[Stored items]
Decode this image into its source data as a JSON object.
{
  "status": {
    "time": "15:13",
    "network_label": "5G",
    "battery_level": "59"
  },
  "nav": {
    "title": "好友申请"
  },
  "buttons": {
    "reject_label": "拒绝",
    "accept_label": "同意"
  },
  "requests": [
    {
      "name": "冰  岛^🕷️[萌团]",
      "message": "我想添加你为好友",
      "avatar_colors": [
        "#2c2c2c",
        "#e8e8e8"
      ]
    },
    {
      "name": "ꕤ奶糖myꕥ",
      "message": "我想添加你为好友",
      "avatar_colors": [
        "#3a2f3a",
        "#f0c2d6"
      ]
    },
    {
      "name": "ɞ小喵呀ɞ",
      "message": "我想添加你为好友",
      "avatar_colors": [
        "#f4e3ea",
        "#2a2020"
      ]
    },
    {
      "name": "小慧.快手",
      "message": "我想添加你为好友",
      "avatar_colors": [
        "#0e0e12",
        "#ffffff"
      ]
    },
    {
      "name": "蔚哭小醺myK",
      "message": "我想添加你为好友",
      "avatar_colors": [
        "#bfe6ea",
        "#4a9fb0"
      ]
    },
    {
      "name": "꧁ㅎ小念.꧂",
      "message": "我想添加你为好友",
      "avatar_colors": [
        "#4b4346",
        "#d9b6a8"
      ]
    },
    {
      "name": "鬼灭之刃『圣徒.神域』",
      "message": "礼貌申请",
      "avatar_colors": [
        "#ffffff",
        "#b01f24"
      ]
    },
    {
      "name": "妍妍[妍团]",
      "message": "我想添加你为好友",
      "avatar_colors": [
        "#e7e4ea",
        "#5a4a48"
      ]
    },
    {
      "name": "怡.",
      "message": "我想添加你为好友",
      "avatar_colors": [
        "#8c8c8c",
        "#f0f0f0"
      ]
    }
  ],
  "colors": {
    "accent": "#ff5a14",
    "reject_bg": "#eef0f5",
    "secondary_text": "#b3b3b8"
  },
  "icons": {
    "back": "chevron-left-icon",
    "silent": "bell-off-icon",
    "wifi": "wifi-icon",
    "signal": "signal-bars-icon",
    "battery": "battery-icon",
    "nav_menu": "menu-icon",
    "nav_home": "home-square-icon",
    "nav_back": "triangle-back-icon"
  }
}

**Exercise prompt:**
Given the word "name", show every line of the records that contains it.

**Output of the task:**
      "name": "冰  岛^🕷️[萌团]",
      "name": "ꕤ奶糖myꕥ",
      "name": "ɞ小喵呀ɞ",
      "name": "小慧.快手",
      "name": "蔚哭小醺myK",
      "name": "꧁ㅎ小念.꧂",
      "name": "鬼灭之刃『圣徒.神域』",
      "name": "妍妍[妍团]",
      "name": "怡.",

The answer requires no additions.